The new Bill confirms that energy will have to come from renewable or recycled energy sources to count towards the Standard. Recovered heat and energy-from-waste will count, but nuclear power will not.
Utilities would have to increase the proportion of electricity sourced from renewable projects from 3% in 2007 to 5% for the period 2008-2010, then requirements increase to 12% from 2011 to 2014, up to 20% for 2015 through 2019, then 30% in the years following.
Power suppliers will also have to provide a growing proportion of power from distributed generation systems – small-scale renewable projects – under the Bill. This rises from 0.5% of retail sales in 2010 up to 2% from 2011 to 2014, 3% from 2015 through 2019 and 3.5% from 2020.
For the purposes of the Bill, these DG systems will be restricted to those that provide no more than 120% of the power needs of the customer site at which they are based.
This is a game-changer. We are transforming the future of Colorado and our country” – Governor Bill Ritter
Companies will have the incentive to develop utility-scale renewable energy plants within Colorado itself, by being allowed to count an extra 250 watts of energy towards the Standard for every kilowatt generated in utility-scale plants located inside state boundaries.
The Bill also seeks to set up a rebate program that would provide financial incentives for renewable equipment below 100 kW in scale. The rebates would be around $2 for every watt a utility customer produces above their requirements.
Jeff Scott, founder and president of the solar installers SolSource Inc., said House Bill 1001 was a “significant step forward” for solar and wind companies in Colorado.
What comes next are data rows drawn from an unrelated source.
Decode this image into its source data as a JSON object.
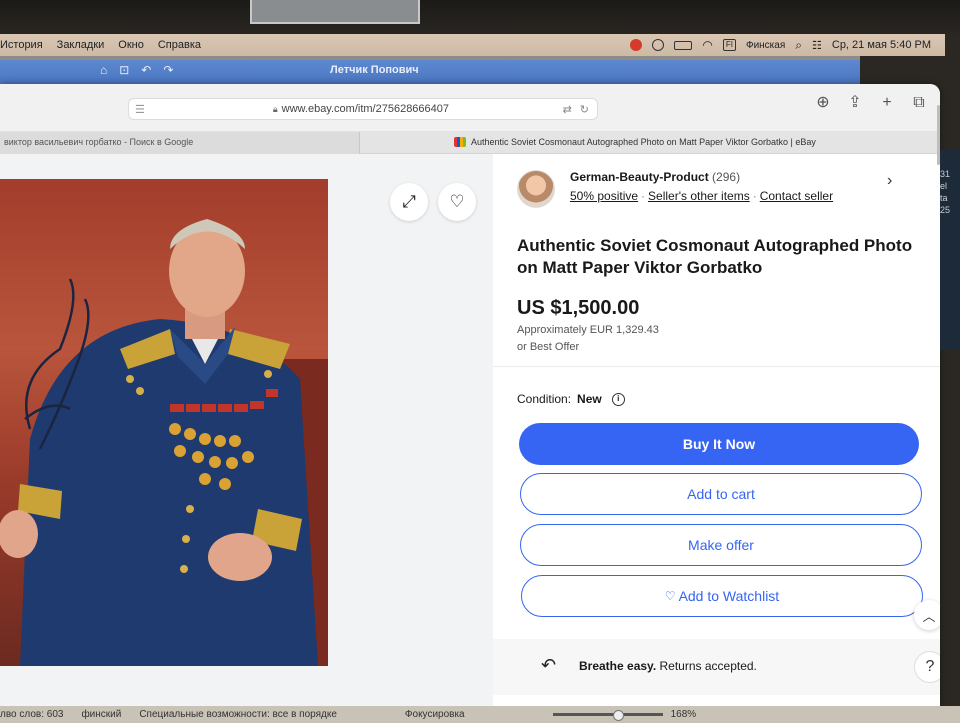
{
  "menubar": {
    "items": [
      "История",
      "Закладки",
      "Окно",
      "Справка"
    ],
    "input_source": "Финская",
    "flag_label": "FI",
    "datetime": "Ср, 21 мая  5:40 PM"
  },
  "background_tab": {
    "title": "Летчик Попович"
  },
  "browser": {
    "url": "www.ebay.com/itm/275628666407",
    "tab_left_label": "виктор васильевич горбатко - Поиск в Google",
    "tab_active_label": "Authentic Soviet Cosmonaut Autographed Photo on Matt Paper Viktor Gorbatko | eBay"
  },
  "listing": {
    "seller_name": "German-Beauty-Product",
    "seller_feedback_count": "(296)",
    "seller_positive": "50% positive",
    "seller_other_items": "Seller's other items",
    "contact_seller": "Contact seller",
    "title": "Authentic Soviet Cosmonaut Autographed Photo on Matt Paper Viktor Gorbatko",
    "price": "US $1,500.00",
    "approx_label": "Approximately",
    "approx_price": "EUR 1,329.43",
    "best_offer": "or Best Offer",
    "condition_label": "Condition:",
    "condition_value": "New",
    "buy_now_label": "Buy It Now",
    "add_to_cart_label": "Add to cart",
    "make_offer_label": "Make offer",
    "watchlist_label": "Add to Watchlist",
    "returns_bold": "Breathe easy.",
    "returns_text": "Returns accepted.",
    "help_label": "?"
  },
  "right_strip": {
    "lines": [
      "31",
      "el",
      "ta",
      "25"
    ]
  },
  "statusbar": {
    "word_count": "лво слов: 603",
    "language": "финский",
    "accessibility": "Специальные возможности: все в порядке",
    "focus": "Фокусировка",
    "zoom": "168%"
  },
  "colors": {
    "accent": "#3665f3",
    "photo_background": "#a33d2c",
    "uniform": "#1f3a6e"
  },
  "icons": [
    "apple-red-icon",
    "play-icon",
    "battery-icon",
    "wifi-icon",
    "search-icon",
    "control-center-icon",
    "download-icon",
    "share-icon",
    "plus-icon",
    "tabs-icon",
    "lock-icon",
    "translate-icon",
    "reload-icon",
    "expand-icon",
    "heart-icon",
    "chevron-right-icon",
    "info-icon",
    "chevron-up-icon",
    "return-icon",
    "help-icon"
  ]
}
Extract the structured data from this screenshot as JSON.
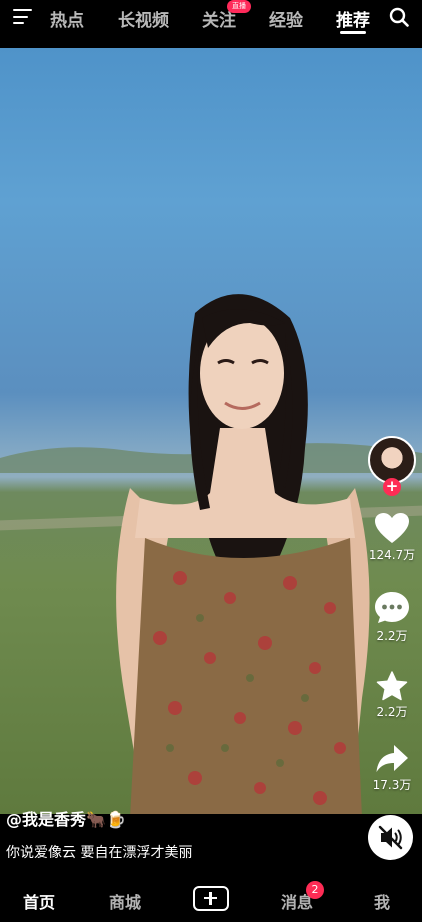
{
  "top_tabs": [
    {
      "label": "热点"
    },
    {
      "label": "长视频"
    },
    {
      "label": "关注"
    },
    {
      "label": "经验"
    },
    {
      "label": "推荐"
    }
  ],
  "live_badge": "直播",
  "video": {
    "author": "@我是香秀",
    "author_emoji": "🐂🍺",
    "caption": "你说爱像云 要自在漂浮才美丽"
  },
  "actions": {
    "likes": "124.7万",
    "comments": "2.2万",
    "favorites": "2.2万",
    "shares": "17.3万"
  },
  "bottom_nav": [
    {
      "label": "首页"
    },
    {
      "label": "商城"
    },
    {
      "label": "消息"
    },
    {
      "label": "我"
    }
  ],
  "message_badge_count": "2",
  "colors": {
    "accent": "#fe2c55",
    "background": "#000000"
  }
}
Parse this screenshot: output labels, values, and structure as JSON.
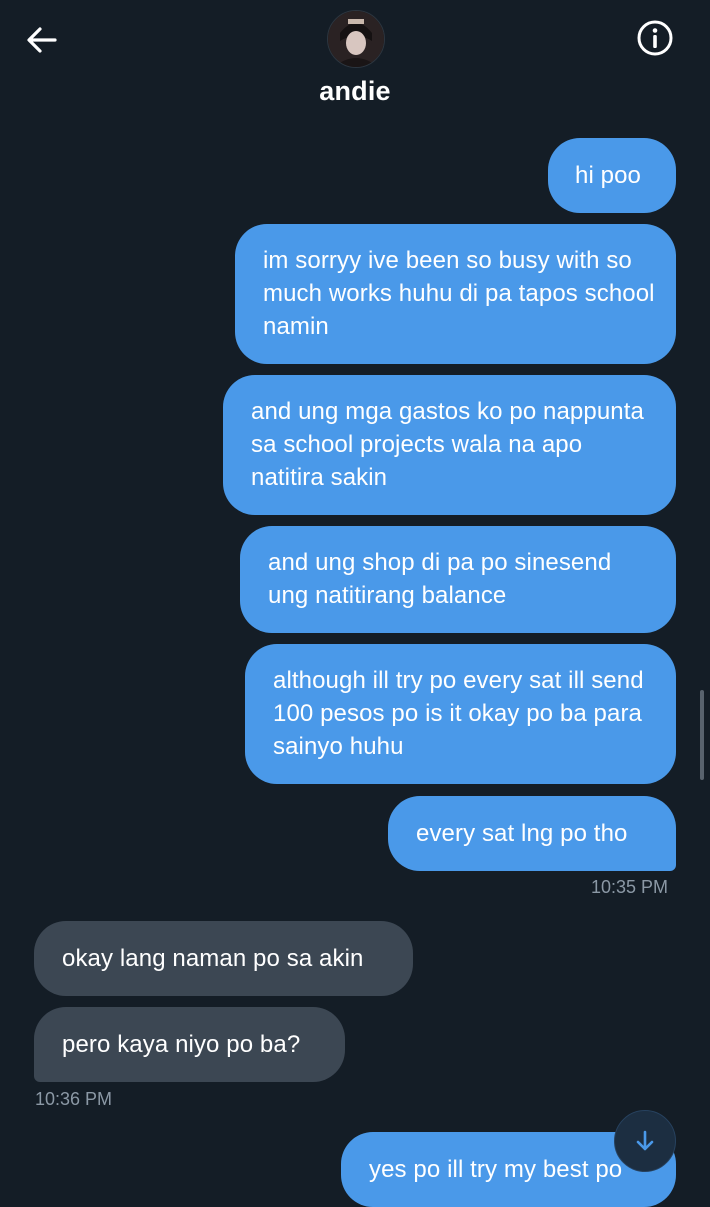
{
  "header": {
    "contact_name": "andie",
    "back_icon": "arrow-left-icon",
    "info_icon": "info-circle-icon"
  },
  "messages": [
    {
      "dir": "out",
      "text": "hi poo"
    },
    {
      "dir": "out",
      "text": "im sorryy ive been so busy with so much works huhu di pa tapos school namin"
    },
    {
      "dir": "out",
      "text": "and ung mga gastos ko po nappunta sa school projects wala na apo natitira sakin"
    },
    {
      "dir": "out",
      "text": "and ung shop di pa po sinesend ung natitirang balance"
    },
    {
      "dir": "out",
      "text": "although ill try po every sat ill send 100 pesos po is it okay po ba para sainyo huhu"
    },
    {
      "dir": "out",
      "text": "every sat lng po tho"
    },
    {
      "dir": "in",
      "text": "okay lang naman po sa akin"
    },
    {
      "dir": "in",
      "text": "pero kaya niyo po ba?"
    },
    {
      "dir": "out",
      "text": "yes po ill try my best po"
    }
  ],
  "timestamps": {
    "out_group": "10:35 PM",
    "in_group": "10:36 PM"
  },
  "colors": {
    "background": "#141d26",
    "outgoing_bubble": "#4a99e9",
    "incoming_bubble": "#3c4753",
    "timestamp": "#8b98a5"
  },
  "scroll_down_icon": "arrow-down-icon"
}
He said: “We are very proud to operate a solar energy business in Colorado, a state that is known for its abundant natural resources and talented workforce. We will be training and employing 20 to 30 new people in the next 30 days and see today’s signing by Gov. Ritter as a commitment to supporting Colorado clean tech jobs.”
By James Cartledge, www.brighterenergy.org